Prime Minister Narendra Modi’s embrace of technology is well-known. There was the robot ‘Mitra’, which greeted him and Ivanka Trump as they launched the Global Entrepreneurship Summit in Hyderabad in November 2017.
And then there was the robot at Kevadia Colony in Gujarat Thursday, which released a coffee table book as well as the newsletter of the Lal Bahadur Shastri National Academy of Administration, welcoming the Prime Minister in its USS Enterprise voice.
Here’s how a coffee table book and newsletter of LBSNAA were released in Kevadia. pic.twitter.com/CwDaV1K28F
— Narendra Modi (@narendramodi) October 31, 2019
But Kevadia, circa 2019, will be remembered for other things too. On Sardar Vallabhbhai Patel’s 144th birth anniversary, Modi not only paid fulsome tributes at the feet of the China-burnished Statue of Unity, the tallest statue in the world at 182 metres. Climbing up a rostrum that reached the Sardar’s feet, Modi stretched his arms and let the wind carry away the flower petals.

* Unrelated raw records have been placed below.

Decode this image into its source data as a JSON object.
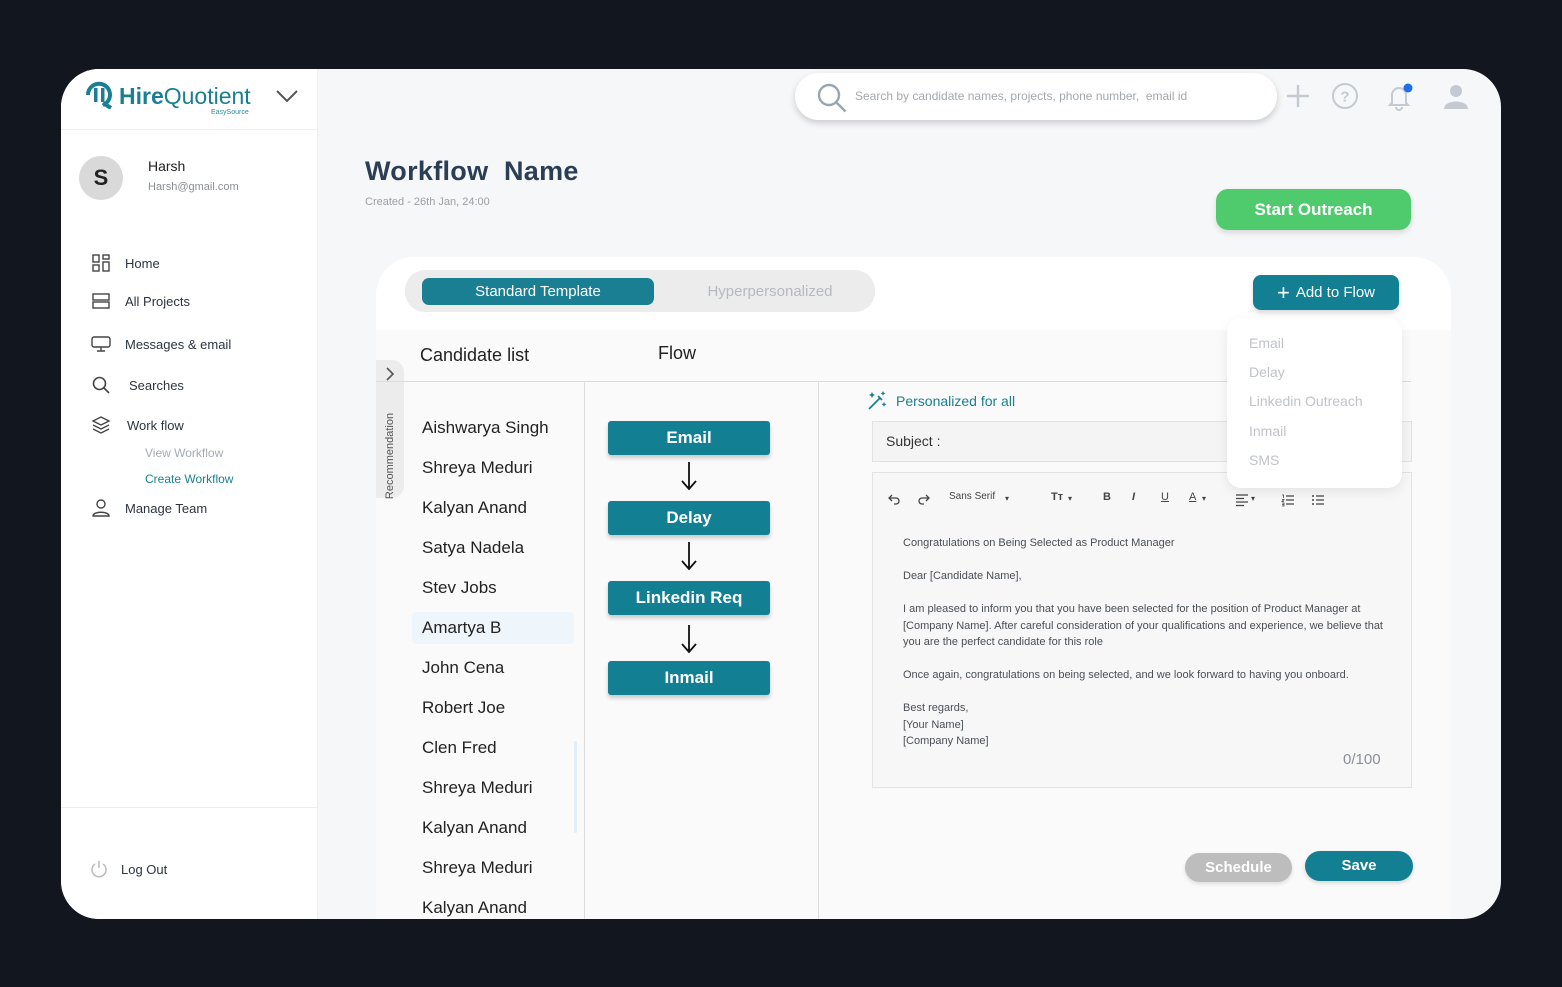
{
  "brand": {
    "name_bold": "Hire",
    "name_light": "Quotient",
    "subtitle": "EasySource",
    "accent": "#1a7f92"
  },
  "user": {
    "initial": "S",
    "name": "Harsh",
    "email": "Harsh@gmail.com"
  },
  "sidebar": {
    "items": [
      {
        "label": "Home",
        "icon": "grid-icon"
      },
      {
        "label": "All Projects",
        "icon": "projects-icon"
      },
      {
        "label": "Messages & email",
        "icon": "message-icon"
      },
      {
        "label": "Searches",
        "icon": "search-icon"
      },
      {
        "label": "Work flow",
        "icon": "layers-icon"
      },
      {
        "label": "Manage Team",
        "icon": "user-icon"
      }
    ],
    "subitems": [
      {
        "label": "View Workflow"
      },
      {
        "label": "Create Workflow"
      }
    ],
    "logout": "Log Out"
  },
  "search": {
    "placeholder": "Search by candidate names, projects, phone number,  email id"
  },
  "header": {
    "title": "Workflow  Name",
    "created": "Created - 26th Jan, 24:00",
    "start_button": "Start Outreach"
  },
  "tabs": {
    "active": "Standard Template",
    "inactive": "Hyperpersonalized"
  },
  "add_flow": {
    "label": "Add to Flow",
    "options": [
      "Email",
      "Delay",
      "Linkedin Outreach",
      "Inmail",
      "SMS"
    ]
  },
  "recommendation": "Recommendation",
  "columns": {
    "candidates": "Candidate list",
    "flow": "Flow"
  },
  "candidates": [
    "Aishwarya Singh",
    "Shreya Meduri",
    "Kalyan Anand",
    "Satya Nadela",
    "Stev Jobs",
    "Amartya B",
    "John Cena",
    "Robert Joe",
    "Clen Fred",
    "Shreya Meduri",
    "Kalyan Anand",
    "Shreya Meduri",
    "Kalyan Anand"
  ],
  "selected_candidate": "Amartya B",
  "flow_steps": [
    "Email",
    "Delay",
    "Linkedin Req",
    "Inmail"
  ],
  "editor": {
    "personalized": "Personalized for all",
    "subject_label": "Subject :",
    "toolbar_font": "Sans Serif",
    "toolbar_size": "Tт",
    "toolbar_bold": "B",
    "toolbar_italic": "I",
    "toolbar_underline": "U",
    "toolbar_color": "A",
    "body": {
      "line1": "Congratulations on Being Selected as Product Manager",
      "line2": "Dear [Candidate Name],",
      "line3": "I am pleased to inform you that you have been selected for the position of Product Manager at [Company Name]. After careful consideration of your qualifications and experience, we believe that you are the perfect candidate for this role",
      "line4": "Once again, congratulations on being selected, and we look forward to having you onboard.",
      "sig1": "Best regards,",
      "sig2": "[Your Name]",
      "sig3": "[Company Name]"
    },
    "counter": "0/100"
  },
  "actions": {
    "schedule": "Schedule",
    "save": "Save"
  }
}
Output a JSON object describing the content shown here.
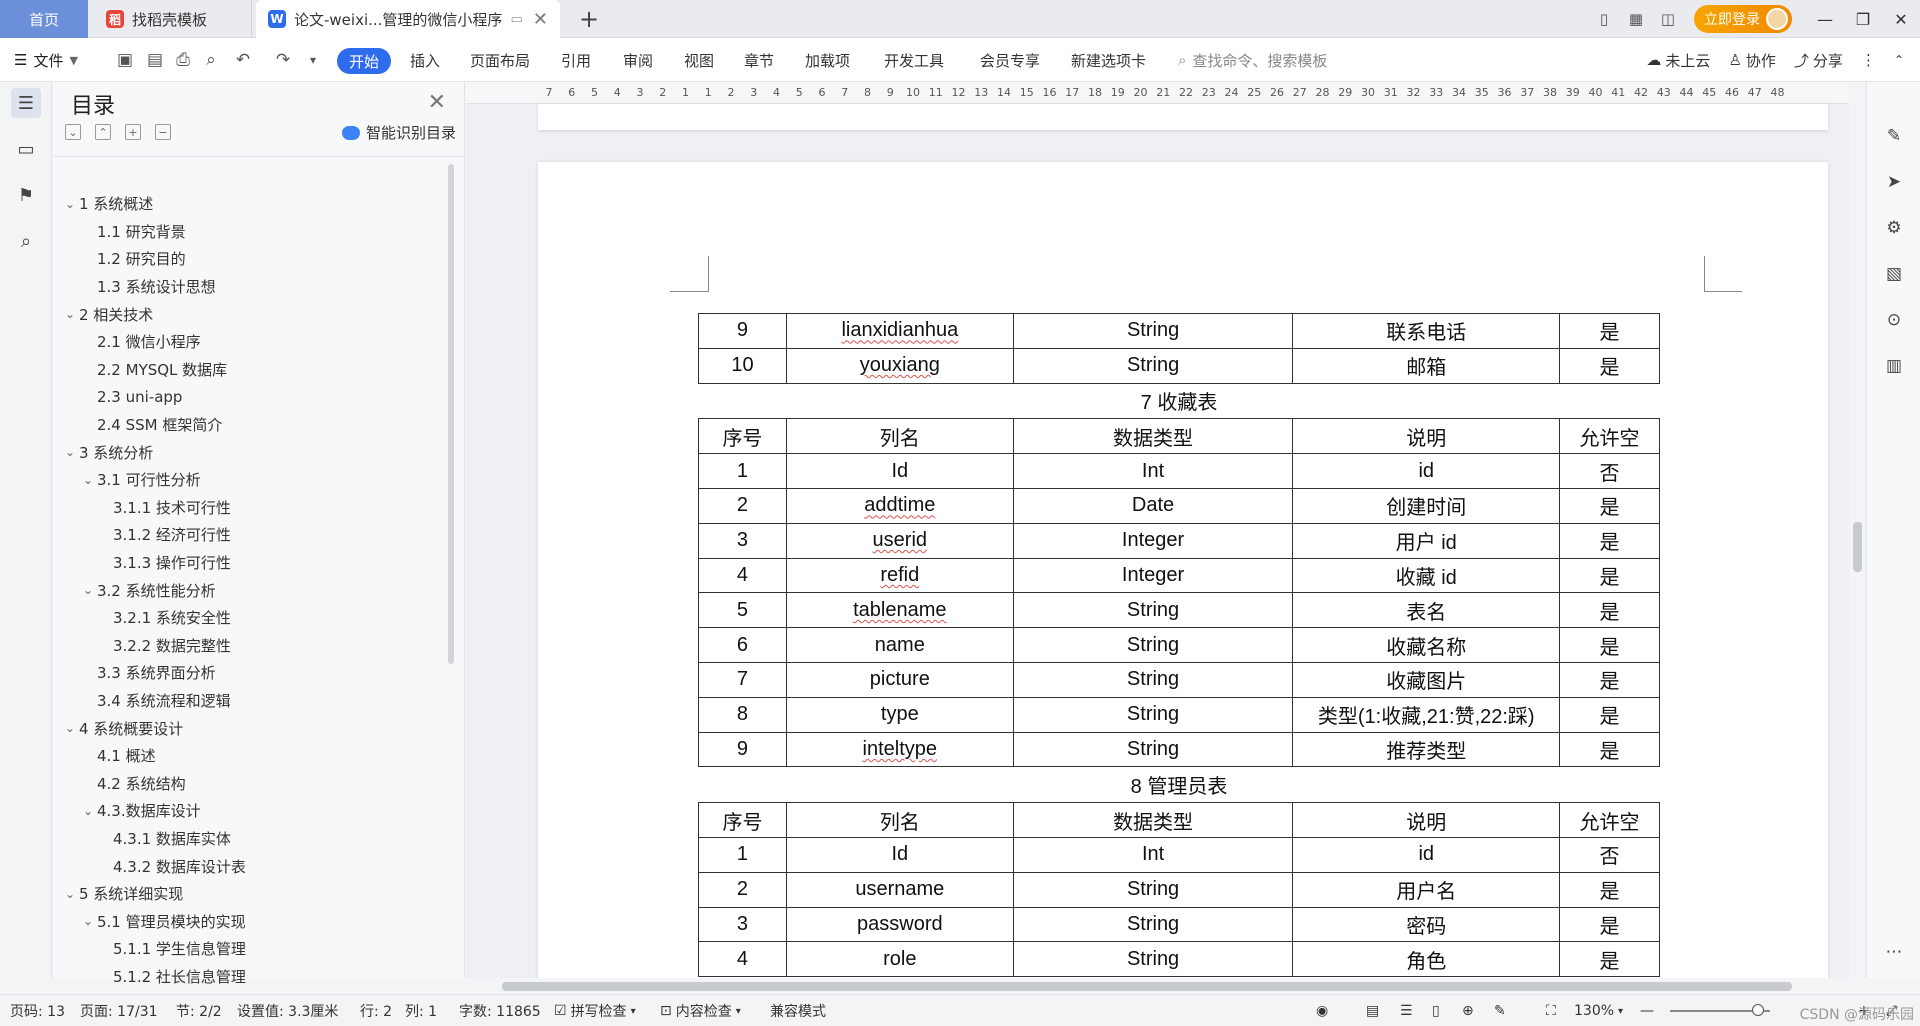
{
  "tabs": {
    "home": "首页",
    "template": "找稻壳模板",
    "document": "论文-weixi...管理的微信小程序"
  },
  "title_right": {
    "login": "立即登录"
  },
  "ribbon": {
    "file": "文件",
    "start": "开始",
    "menus": [
      "插入",
      "页面布局",
      "引用",
      "审阅",
      "视图",
      "章节",
      "加载项",
      "开发工具",
      "会员专享",
      "新建选项卡"
    ],
    "search_placeholder": "查找命令、搜索模板",
    "cloud": "未上云",
    "collab": "协作",
    "share": "分享"
  },
  "toc": {
    "title": "目录",
    "smart": "智能识别目录",
    "items": [
      {
        "text": "1 系统概述",
        "level": 1,
        "expanded": true
      },
      {
        "text": "1.1  研究背景",
        "level": 2
      },
      {
        "text": "1.2 研究目的",
        "level": 2
      },
      {
        "text": "1.3 系统设计思想",
        "level": 2
      },
      {
        "text": "2 相关技术",
        "level": 1,
        "expanded": true
      },
      {
        "text": "2.1 微信小程序",
        "level": 2
      },
      {
        "text": "2.2 MYSQL 数据库",
        "level": 2
      },
      {
        "text": "2.3 uni-app",
        "level": 2
      },
      {
        "text": "2.4 SSM 框架简介",
        "level": 2
      },
      {
        "text": "3 系统分析",
        "level": 1,
        "expanded": true
      },
      {
        "text": "3.1 可行性分析",
        "level": 2,
        "expanded": true
      },
      {
        "text": "3.1.1 技术可行性",
        "level": 3
      },
      {
        "text": "3.1.2 经济可行性",
        "level": 3
      },
      {
        "text": "3.1.3 操作可行性",
        "level": 3
      },
      {
        "text": "3.2 系统性能分析",
        "level": 2,
        "expanded": true
      },
      {
        "text": "3.2.1  系统安全性",
        "level": 3
      },
      {
        "text": "3.2.2  数据完整性",
        "level": 3
      },
      {
        "text": "3.3 系统界面分析",
        "level": 2
      },
      {
        "text": "3.4 系统流程和逻辑",
        "level": 2
      },
      {
        "text": "4 系统概要设计",
        "level": 1,
        "expanded": true
      },
      {
        "text": "4.1 概述",
        "level": 2
      },
      {
        "text": "4.2 系统结构",
        "level": 2
      },
      {
        "text": "4.3.数据库设计",
        "level": 2,
        "expanded": true
      },
      {
        "text": "4.3.1 数据库实体",
        "level": 3
      },
      {
        "text": "4.3.2 数据库设计表",
        "level": 3
      },
      {
        "text": "5 系统详细实现",
        "level": 1,
        "expanded": true
      },
      {
        "text": "5.1  管理员模块的实现",
        "level": 2,
        "expanded": true
      },
      {
        "text": "5.1.1  学生信息管理",
        "level": 3
      },
      {
        "text": "5.1.2  社长信息管理",
        "level": 3
      }
    ]
  },
  "ruler": {
    "ticks": [
      "7",
      "6",
      "5",
      "4",
      "3",
      "2",
      "1",
      "1",
      "2",
      "3",
      "4",
      "5",
      "6",
      "7",
      "8",
      "9",
      "10",
      "11",
      "12",
      "13",
      "14",
      "15",
      "16",
      "17",
      "18",
      "19",
      "20",
      "21",
      "22",
      "23",
      "24",
      "25",
      "26",
      "27",
      "28",
      "29",
      "30",
      "31",
      "32",
      "33",
      "34",
      "35",
      "36",
      "37",
      "38",
      "39",
      "40",
      "41",
      "42",
      "43",
      "44",
      "45",
      "46",
      "47",
      "48"
    ]
  },
  "document": {
    "header_cols": [
      "序号",
      "列名",
      "数据类型",
      "说明",
      "允许空"
    ],
    "table_prev_rows": [
      [
        "9",
        "lianxidianhua",
        "String",
        "联系电话",
        "是"
      ],
      [
        "10",
        "youxiang",
        "String",
        "邮箱",
        "是"
      ]
    ],
    "table7_caption": "7 收藏表",
    "table7_rows": [
      [
        "1",
        "Id",
        "Int",
        "id",
        "否"
      ],
      [
        "2",
        "addtime",
        "Date",
        "创建时间",
        "是"
      ],
      [
        "3",
        "userid",
        "Integer",
        "用户 id",
        "是"
      ],
      [
        "4",
        "refid",
        "Integer",
        "收藏 id",
        "是"
      ],
      [
        "5",
        "tablename",
        "String",
        "表名",
        "是"
      ],
      [
        "6",
        "name",
        "String",
        "收藏名称",
        "是"
      ],
      [
        "7",
        "picture",
        "String",
        "收藏图片",
        "是"
      ],
      [
        "8",
        "type",
        "String",
        "类型(1:收藏,21:赞,22:踩)",
        "是"
      ],
      [
        "9",
        "inteltype",
        "String",
        "推荐类型",
        "是"
      ]
    ],
    "table8_caption": "8 管理员表",
    "table8_rows": [
      [
        "1",
        "Id",
        "Int",
        "id",
        "否"
      ],
      [
        "2",
        "username",
        "String",
        "用户名",
        "是"
      ],
      [
        "3",
        "password",
        "String",
        "密码",
        "是"
      ],
      [
        "4",
        "role",
        "String",
        "角色",
        "是"
      ]
    ]
  },
  "status": {
    "page_code": "页码: 13",
    "pages": "页面: 17/31",
    "section": "节: 2/2",
    "setting": "设置值: 3.3厘米",
    "row": "行: 2",
    "col": "列: 1",
    "words": "字数: 11865",
    "spell": "拼写检查",
    "content_check": "内容检查",
    "compat": "兼容模式",
    "zoom": "130%"
  },
  "watermark": "CSDN @源码乐园"
}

Not sure any IAS, IFS, IPS and other civil service officers-to-be have ever taken a vow like that before.
Certainly, Modi has made it clear that he idolises Sardar Patel. Since he came to power in 2014, he has ordered that 31 October be celebrated as Rashtriya Ekta Diwas. If not for Patel who integrated 560 princely states into the Union of India, Modi believes, the country would have fallen apart at the time of Partition. He said as much at Kevadia.
“Centuries ago India was united by Chanakya, and after that Sardar Patel did it,” Modi said.
Meanwhile, Indira Gandhi, who broke up Pakistan and whose death anniversary also falls on 31 October, was dismissed in one matter-of-fact tweet early morning by the PM. I pay my “vinamra shradhanjali,” respectful condolences, to the former PM’s memory, Modi said.
The rest of the day was spent lauding Congress leader Sardar Patel, whose strongarm tactics in Jammu and Kashmir in 1947, saved the day for India, according to Modi. Moreover, Jawaharlal Nehru’s absurd notions about giving special status to the Muslim-majority state in 1950, through none other than Article 370, exacerbated the problem. The Sardar died too young, otherwise the character of India’s democracy would have taken a different trajectory. It was now up to him, Modi, to bring the country back to the right path.
Modi clearly believes he is completing Patel’s agenda. That’s why he picked 31 October, Patel’s birth anniversary, to bifurcate Jammu and Kashmir into two union territories.
But as the historian Srinath Raghavan has pointed out, the truth is quite the opposite. It was Patel, not Nehru, who was the architect of Article 370 in the Constitution. In fact, Patel – not Nehru – had been willing to let Kashmir accede to Pakistan in exchange for Hyderabad, which Patel was eyeing because it was a state located right in the heart of southern India.
Certainly, the relationship between Nehru and Patel depends on the lens it is looked from. According to Vidya Subrahmaniam, the two men admired each other greatly. According to Hindol Sengupta, Patel has not been given the recognition that was due to him.
Modi has been clearly trying to fix that problem for some time. The Kevadia celebration was like an avenging of Patel, especially with regard to Jammu and Kashmir.
“Article 370 is a wall that has gone now,” Modi said at Kevadia, dedicating the removal of the statutory provision to Patel.
The downgrading of J&K into two union territories also means that Modi wants to retain control over the state’s politics, at least for the time being.
In fact, Modi’s obsession with control, order and discipline demonstrates his need to transform the essentially chaotic nature of India’s democracy into a regulated space; because it’s a short step from democracy to anarchy, and anarchy implies an absence of control.
That’s why Modi leans so vehemently in favour of the “One Nation” formula: One Nation/One Tax, One Nation/One Flag, One Nation/One Language, One Nation/One Election, and last but not least, One Nation/One Ration Card.
It’s perhaps why, at Kevadia, he implored the civil service trainees to employ the “One District, One Problem, Total Solution” method of governance.
Clearly, this has been an important week for Modi. But it’s not over yet. In the coming days, India has to decide whether or not to join the pro-Chinese Regional Comprehensive Economic Partnership (RCEP), which the Swadeshi Jagran Manch (SJM) is violently against because it believes competitively priced foreign goods will wipe out Indian products.
Will Modi capitulate to the SJM or will he vote in favour of trimming the flab so that the Indian economy can at least compete with the outside world?
One of the biggest decisions of his prime ministership awaits Modi.